(Exercise brief) Only the number is wanted: state how many lines of the data below contain the word "Brak".

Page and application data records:
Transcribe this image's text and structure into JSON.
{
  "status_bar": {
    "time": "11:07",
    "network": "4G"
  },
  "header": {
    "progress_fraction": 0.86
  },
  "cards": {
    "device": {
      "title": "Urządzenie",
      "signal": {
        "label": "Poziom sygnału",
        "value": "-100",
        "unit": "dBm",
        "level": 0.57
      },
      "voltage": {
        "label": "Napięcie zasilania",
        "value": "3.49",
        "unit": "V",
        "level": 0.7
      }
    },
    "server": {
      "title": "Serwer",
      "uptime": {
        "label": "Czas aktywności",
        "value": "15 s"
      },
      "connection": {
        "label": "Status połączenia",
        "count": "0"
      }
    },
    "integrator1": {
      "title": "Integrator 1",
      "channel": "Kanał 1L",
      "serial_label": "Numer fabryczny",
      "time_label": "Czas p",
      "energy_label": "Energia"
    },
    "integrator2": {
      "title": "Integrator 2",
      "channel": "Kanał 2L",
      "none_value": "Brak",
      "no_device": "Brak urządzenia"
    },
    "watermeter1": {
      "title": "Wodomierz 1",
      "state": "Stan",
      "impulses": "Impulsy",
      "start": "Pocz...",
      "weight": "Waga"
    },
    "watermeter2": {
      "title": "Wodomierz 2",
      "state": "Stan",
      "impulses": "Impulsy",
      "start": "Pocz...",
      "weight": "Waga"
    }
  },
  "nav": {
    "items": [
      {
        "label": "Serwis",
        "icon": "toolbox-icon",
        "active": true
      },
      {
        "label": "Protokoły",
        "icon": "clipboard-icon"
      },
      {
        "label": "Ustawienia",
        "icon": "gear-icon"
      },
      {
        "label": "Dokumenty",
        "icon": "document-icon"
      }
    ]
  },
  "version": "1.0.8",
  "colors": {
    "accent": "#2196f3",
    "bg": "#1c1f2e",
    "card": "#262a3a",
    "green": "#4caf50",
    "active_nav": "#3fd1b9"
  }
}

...

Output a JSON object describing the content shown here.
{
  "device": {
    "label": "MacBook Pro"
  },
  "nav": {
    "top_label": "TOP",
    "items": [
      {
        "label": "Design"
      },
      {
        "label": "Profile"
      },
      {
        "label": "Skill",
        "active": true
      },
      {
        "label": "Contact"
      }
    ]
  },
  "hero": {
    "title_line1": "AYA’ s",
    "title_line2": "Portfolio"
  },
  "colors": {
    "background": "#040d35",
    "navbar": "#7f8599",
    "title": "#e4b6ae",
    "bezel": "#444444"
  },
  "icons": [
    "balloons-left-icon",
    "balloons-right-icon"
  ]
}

(Task response) 2